## Source material
━━━━━━━━━━━━━━━━━━━━━━━━━━━━━━

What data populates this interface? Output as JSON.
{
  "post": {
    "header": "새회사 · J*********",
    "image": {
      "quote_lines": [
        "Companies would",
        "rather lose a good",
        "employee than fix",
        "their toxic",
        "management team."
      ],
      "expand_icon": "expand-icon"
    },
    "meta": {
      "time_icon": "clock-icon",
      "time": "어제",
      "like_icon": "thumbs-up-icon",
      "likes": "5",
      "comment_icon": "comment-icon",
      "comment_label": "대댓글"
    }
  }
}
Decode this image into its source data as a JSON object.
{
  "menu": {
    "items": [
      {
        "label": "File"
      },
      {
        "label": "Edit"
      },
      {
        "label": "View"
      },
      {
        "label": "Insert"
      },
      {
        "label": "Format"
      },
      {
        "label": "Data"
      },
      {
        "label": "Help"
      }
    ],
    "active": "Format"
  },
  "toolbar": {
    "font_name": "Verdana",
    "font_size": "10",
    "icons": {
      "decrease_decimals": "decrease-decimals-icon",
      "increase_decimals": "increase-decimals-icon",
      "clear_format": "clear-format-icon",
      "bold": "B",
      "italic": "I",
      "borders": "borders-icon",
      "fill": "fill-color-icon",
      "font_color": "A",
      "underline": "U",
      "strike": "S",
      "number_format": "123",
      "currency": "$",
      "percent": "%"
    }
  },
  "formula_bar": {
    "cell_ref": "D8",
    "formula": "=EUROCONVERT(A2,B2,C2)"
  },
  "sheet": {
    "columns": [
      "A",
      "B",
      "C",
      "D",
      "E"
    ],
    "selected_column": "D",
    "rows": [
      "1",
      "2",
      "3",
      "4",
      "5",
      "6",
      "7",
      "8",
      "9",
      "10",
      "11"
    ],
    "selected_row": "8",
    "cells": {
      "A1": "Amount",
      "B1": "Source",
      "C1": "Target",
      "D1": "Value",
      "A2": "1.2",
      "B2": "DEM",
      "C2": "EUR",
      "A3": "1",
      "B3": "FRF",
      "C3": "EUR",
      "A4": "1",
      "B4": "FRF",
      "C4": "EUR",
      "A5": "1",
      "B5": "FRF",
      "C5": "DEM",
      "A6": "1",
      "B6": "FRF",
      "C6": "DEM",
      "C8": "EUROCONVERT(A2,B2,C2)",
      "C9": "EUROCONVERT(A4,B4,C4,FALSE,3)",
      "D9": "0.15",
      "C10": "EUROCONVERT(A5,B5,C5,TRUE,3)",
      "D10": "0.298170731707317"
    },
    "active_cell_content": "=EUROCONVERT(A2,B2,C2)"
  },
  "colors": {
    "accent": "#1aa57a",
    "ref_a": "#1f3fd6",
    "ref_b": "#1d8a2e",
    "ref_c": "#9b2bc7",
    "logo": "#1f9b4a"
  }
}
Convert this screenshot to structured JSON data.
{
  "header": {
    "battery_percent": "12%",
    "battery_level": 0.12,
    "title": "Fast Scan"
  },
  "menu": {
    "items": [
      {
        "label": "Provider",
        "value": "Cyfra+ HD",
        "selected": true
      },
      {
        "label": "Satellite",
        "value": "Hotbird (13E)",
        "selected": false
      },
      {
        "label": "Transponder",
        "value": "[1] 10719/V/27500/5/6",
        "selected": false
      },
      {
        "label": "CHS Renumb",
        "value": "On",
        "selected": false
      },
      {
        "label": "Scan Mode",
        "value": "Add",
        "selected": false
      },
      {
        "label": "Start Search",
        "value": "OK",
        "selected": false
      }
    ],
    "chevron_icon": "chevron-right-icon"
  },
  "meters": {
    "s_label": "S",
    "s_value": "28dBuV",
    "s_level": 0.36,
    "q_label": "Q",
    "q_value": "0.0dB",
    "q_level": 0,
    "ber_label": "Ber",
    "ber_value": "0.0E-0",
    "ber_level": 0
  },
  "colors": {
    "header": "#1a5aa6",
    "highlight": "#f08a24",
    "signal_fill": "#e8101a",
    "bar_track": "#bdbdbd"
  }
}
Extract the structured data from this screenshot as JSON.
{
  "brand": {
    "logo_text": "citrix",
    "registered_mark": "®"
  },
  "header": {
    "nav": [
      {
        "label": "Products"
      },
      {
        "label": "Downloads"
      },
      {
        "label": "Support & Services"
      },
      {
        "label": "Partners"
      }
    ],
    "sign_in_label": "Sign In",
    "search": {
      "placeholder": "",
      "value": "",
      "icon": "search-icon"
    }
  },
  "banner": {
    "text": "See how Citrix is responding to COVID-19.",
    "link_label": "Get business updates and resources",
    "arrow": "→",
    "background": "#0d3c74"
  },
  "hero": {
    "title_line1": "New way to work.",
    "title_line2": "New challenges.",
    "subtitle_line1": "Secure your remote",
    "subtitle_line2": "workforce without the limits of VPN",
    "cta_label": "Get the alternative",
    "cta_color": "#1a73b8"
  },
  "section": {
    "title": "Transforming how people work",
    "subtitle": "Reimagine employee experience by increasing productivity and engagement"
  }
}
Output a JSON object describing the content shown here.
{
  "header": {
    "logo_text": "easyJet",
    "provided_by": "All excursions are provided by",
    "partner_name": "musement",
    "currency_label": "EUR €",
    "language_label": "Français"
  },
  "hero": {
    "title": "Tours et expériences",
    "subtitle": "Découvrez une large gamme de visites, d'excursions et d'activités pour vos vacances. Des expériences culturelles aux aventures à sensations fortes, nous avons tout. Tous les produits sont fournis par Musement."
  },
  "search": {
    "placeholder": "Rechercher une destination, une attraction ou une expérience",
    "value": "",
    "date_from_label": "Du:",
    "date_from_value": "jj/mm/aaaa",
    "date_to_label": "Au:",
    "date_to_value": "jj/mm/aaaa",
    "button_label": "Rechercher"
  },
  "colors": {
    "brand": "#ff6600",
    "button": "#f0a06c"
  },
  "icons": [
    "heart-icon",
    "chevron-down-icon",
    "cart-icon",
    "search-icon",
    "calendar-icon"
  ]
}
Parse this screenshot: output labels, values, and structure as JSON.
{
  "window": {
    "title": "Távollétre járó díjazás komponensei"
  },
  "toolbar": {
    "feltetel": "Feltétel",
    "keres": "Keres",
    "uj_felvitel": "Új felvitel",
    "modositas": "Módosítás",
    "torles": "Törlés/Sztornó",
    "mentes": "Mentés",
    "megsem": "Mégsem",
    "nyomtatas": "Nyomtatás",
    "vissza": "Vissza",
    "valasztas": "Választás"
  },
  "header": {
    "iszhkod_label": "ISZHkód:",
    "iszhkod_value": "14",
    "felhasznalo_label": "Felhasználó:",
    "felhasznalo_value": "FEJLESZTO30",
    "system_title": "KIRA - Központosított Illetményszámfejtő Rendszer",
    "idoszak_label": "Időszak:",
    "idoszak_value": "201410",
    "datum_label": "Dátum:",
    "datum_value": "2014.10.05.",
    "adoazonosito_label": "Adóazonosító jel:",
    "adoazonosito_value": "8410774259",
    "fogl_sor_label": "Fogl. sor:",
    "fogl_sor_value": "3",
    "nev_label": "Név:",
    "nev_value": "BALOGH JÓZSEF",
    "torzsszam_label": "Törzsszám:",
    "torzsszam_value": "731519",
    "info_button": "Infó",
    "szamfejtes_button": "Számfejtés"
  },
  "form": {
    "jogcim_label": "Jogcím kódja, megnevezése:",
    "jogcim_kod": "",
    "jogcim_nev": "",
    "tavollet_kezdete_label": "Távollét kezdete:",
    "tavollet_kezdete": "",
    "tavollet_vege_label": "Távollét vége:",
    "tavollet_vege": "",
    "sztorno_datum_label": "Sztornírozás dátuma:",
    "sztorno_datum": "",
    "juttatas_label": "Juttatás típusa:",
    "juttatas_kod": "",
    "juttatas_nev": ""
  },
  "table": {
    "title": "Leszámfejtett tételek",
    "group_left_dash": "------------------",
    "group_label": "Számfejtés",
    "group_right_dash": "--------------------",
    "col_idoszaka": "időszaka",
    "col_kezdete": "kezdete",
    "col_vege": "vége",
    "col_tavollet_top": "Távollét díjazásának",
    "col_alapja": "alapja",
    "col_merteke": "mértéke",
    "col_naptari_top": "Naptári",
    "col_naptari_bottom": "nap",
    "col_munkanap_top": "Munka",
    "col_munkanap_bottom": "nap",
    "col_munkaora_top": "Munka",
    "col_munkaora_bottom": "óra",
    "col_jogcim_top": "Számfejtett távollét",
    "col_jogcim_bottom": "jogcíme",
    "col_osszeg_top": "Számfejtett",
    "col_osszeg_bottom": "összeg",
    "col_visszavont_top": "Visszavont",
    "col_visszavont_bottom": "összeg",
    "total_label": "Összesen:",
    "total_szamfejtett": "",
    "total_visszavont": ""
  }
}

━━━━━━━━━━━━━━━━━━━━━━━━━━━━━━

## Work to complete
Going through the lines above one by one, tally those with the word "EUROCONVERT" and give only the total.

## Answer for the task
5